§ Task to carry out
Every line of the listing below is to be duplicated exactly, with the pictures left out.

§ Provided data
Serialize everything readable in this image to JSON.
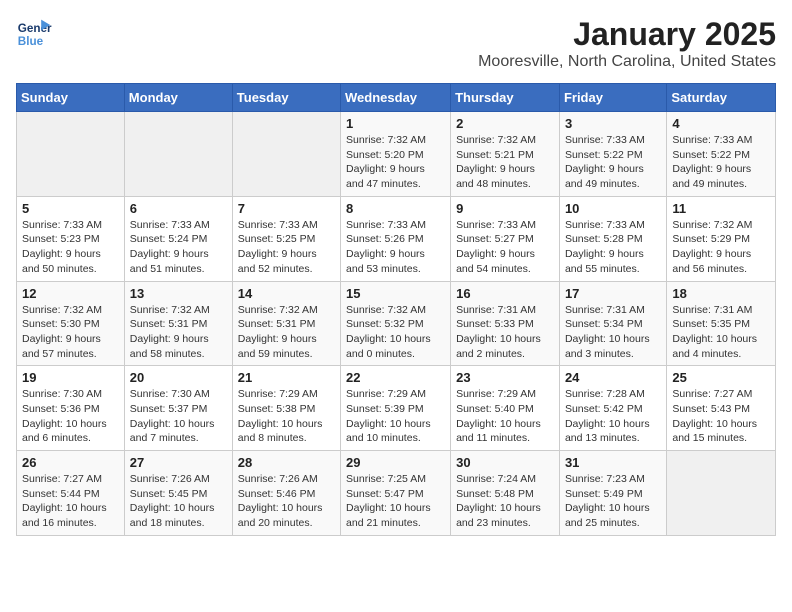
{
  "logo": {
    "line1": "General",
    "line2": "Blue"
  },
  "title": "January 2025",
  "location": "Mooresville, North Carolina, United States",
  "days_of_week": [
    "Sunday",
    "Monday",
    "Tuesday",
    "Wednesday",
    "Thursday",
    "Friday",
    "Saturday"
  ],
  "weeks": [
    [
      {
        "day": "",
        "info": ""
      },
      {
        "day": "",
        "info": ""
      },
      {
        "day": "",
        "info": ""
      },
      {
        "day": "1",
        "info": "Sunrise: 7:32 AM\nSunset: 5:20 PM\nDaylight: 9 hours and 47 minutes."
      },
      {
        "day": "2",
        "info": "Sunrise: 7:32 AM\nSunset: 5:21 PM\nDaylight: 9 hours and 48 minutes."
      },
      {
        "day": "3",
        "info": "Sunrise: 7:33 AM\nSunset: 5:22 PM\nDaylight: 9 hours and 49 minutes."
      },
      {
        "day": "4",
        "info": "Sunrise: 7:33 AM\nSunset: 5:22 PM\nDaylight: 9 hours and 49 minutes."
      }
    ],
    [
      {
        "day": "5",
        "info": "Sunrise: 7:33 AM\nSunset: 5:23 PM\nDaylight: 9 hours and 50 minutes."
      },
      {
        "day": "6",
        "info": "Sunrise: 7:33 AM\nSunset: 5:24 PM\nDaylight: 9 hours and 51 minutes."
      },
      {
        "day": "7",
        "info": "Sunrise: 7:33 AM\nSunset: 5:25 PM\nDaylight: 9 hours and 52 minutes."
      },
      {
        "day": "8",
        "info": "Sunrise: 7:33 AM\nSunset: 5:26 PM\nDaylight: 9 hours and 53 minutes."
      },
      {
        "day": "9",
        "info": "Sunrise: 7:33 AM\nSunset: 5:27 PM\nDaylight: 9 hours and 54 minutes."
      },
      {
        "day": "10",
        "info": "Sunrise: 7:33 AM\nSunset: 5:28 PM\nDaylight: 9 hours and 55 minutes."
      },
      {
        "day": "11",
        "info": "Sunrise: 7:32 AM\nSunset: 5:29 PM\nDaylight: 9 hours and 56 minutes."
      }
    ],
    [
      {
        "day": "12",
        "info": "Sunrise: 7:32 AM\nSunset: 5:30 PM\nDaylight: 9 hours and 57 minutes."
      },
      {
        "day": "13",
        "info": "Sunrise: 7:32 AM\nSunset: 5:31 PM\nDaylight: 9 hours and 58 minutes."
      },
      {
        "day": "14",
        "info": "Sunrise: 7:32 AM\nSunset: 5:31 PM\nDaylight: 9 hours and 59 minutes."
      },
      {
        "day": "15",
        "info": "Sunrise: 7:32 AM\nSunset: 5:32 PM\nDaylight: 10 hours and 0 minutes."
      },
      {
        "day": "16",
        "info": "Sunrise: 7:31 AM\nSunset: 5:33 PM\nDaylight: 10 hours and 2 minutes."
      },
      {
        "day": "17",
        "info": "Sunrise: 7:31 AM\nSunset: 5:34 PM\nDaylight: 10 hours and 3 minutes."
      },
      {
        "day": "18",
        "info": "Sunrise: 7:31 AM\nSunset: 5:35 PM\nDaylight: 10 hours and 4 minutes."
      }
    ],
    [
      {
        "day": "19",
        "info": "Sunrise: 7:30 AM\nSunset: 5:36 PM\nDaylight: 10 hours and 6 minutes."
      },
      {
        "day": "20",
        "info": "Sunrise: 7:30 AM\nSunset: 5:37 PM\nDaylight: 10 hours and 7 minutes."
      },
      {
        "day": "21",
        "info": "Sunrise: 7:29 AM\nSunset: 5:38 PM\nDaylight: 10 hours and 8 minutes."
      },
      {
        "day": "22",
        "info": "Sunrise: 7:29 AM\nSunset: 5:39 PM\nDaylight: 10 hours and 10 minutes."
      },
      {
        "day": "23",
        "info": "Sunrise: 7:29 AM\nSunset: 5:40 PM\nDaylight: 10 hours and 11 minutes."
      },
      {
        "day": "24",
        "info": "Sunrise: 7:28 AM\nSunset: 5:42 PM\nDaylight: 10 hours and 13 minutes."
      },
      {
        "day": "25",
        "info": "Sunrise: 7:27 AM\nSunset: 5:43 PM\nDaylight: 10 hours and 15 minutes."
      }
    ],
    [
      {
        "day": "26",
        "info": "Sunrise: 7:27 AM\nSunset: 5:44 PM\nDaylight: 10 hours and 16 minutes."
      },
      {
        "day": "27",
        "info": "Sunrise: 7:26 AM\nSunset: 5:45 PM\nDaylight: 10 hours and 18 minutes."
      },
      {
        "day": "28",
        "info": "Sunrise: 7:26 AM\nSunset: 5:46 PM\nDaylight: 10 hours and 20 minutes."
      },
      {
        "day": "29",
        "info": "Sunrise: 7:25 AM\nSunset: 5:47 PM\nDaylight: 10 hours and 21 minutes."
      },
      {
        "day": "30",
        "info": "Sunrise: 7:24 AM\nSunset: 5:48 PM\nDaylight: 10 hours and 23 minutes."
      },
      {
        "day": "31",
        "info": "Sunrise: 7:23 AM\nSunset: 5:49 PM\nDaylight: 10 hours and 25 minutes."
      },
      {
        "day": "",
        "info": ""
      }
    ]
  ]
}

§ Response box
Serialize everything readable in this image to JSON.
{
  "logo": {
    "line1": "General",
    "line2": "Blue"
  },
  "title": "January 2025",
  "location": "Mooresville, North Carolina, United States",
  "days_of_week": [
    "Sunday",
    "Monday",
    "Tuesday",
    "Wednesday",
    "Thursday",
    "Friday",
    "Saturday"
  ],
  "weeks": [
    [
      {
        "day": "",
        "info": ""
      },
      {
        "day": "",
        "info": ""
      },
      {
        "day": "",
        "info": ""
      },
      {
        "day": "1",
        "info": "Sunrise: 7:32 AM\nSunset: 5:20 PM\nDaylight: 9 hours and 47 minutes."
      },
      {
        "day": "2",
        "info": "Sunrise: 7:32 AM\nSunset: 5:21 PM\nDaylight: 9 hours and 48 minutes."
      },
      {
        "day": "3",
        "info": "Sunrise: 7:33 AM\nSunset: 5:22 PM\nDaylight: 9 hours and 49 minutes."
      },
      {
        "day": "4",
        "info": "Sunrise: 7:33 AM\nSunset: 5:22 PM\nDaylight: 9 hours and 49 minutes."
      }
    ],
    [
      {
        "day": "5",
        "info": "Sunrise: 7:33 AM\nSunset: 5:23 PM\nDaylight: 9 hours and 50 minutes."
      },
      {
        "day": "6",
        "info": "Sunrise: 7:33 AM\nSunset: 5:24 PM\nDaylight: 9 hours and 51 minutes."
      },
      {
        "day": "7",
        "info": "Sunrise: 7:33 AM\nSunset: 5:25 PM\nDaylight: 9 hours and 52 minutes."
      },
      {
        "day": "8",
        "info": "Sunrise: 7:33 AM\nSunset: 5:26 PM\nDaylight: 9 hours and 53 minutes."
      },
      {
        "day": "9",
        "info": "Sunrise: 7:33 AM\nSunset: 5:27 PM\nDaylight: 9 hours and 54 minutes."
      },
      {
        "day": "10",
        "info": "Sunrise: 7:33 AM\nSunset: 5:28 PM\nDaylight: 9 hours and 55 minutes."
      },
      {
        "day": "11",
        "info": "Sunrise: 7:32 AM\nSunset: 5:29 PM\nDaylight: 9 hours and 56 minutes."
      }
    ],
    [
      {
        "day": "12",
        "info": "Sunrise: 7:32 AM\nSunset: 5:30 PM\nDaylight: 9 hours and 57 minutes."
      },
      {
        "day": "13",
        "info": "Sunrise: 7:32 AM\nSunset: 5:31 PM\nDaylight: 9 hours and 58 minutes."
      },
      {
        "day": "14",
        "info": "Sunrise: 7:32 AM\nSunset: 5:31 PM\nDaylight: 9 hours and 59 minutes."
      },
      {
        "day": "15",
        "info": "Sunrise: 7:32 AM\nSunset: 5:32 PM\nDaylight: 10 hours and 0 minutes."
      },
      {
        "day": "16",
        "info": "Sunrise: 7:31 AM\nSunset: 5:33 PM\nDaylight: 10 hours and 2 minutes."
      },
      {
        "day": "17",
        "info": "Sunrise: 7:31 AM\nSunset: 5:34 PM\nDaylight: 10 hours and 3 minutes."
      },
      {
        "day": "18",
        "info": "Sunrise: 7:31 AM\nSunset: 5:35 PM\nDaylight: 10 hours and 4 minutes."
      }
    ],
    [
      {
        "day": "19",
        "info": "Sunrise: 7:30 AM\nSunset: 5:36 PM\nDaylight: 10 hours and 6 minutes."
      },
      {
        "day": "20",
        "info": "Sunrise: 7:30 AM\nSunset: 5:37 PM\nDaylight: 10 hours and 7 minutes."
      },
      {
        "day": "21",
        "info": "Sunrise: 7:29 AM\nSunset: 5:38 PM\nDaylight: 10 hours and 8 minutes."
      },
      {
        "day": "22",
        "info": "Sunrise: 7:29 AM\nSunset: 5:39 PM\nDaylight: 10 hours and 10 minutes."
      },
      {
        "day": "23",
        "info": "Sunrise: 7:29 AM\nSunset: 5:40 PM\nDaylight: 10 hours and 11 minutes."
      },
      {
        "day": "24",
        "info": "Sunrise: 7:28 AM\nSunset: 5:42 PM\nDaylight: 10 hours and 13 minutes."
      },
      {
        "day": "25",
        "info": "Sunrise: 7:27 AM\nSunset: 5:43 PM\nDaylight: 10 hours and 15 minutes."
      }
    ],
    [
      {
        "day": "26",
        "info": "Sunrise: 7:27 AM\nSunset: 5:44 PM\nDaylight: 10 hours and 16 minutes."
      },
      {
        "day": "27",
        "info": "Sunrise: 7:26 AM\nSunset: 5:45 PM\nDaylight: 10 hours and 18 minutes."
      },
      {
        "day": "28",
        "info": "Sunrise: 7:26 AM\nSunset: 5:46 PM\nDaylight: 10 hours and 20 minutes."
      },
      {
        "day": "29",
        "info": "Sunrise: 7:25 AM\nSunset: 5:47 PM\nDaylight: 10 hours and 21 minutes."
      },
      {
        "day": "30",
        "info": "Sunrise: 7:24 AM\nSunset: 5:48 PM\nDaylight: 10 hours and 23 minutes."
      },
      {
        "day": "31",
        "info": "Sunrise: 7:23 AM\nSunset: 5:49 PM\nDaylight: 10 hours and 25 minutes."
      },
      {
        "day": "",
        "info": ""
      }
    ]
  ]
}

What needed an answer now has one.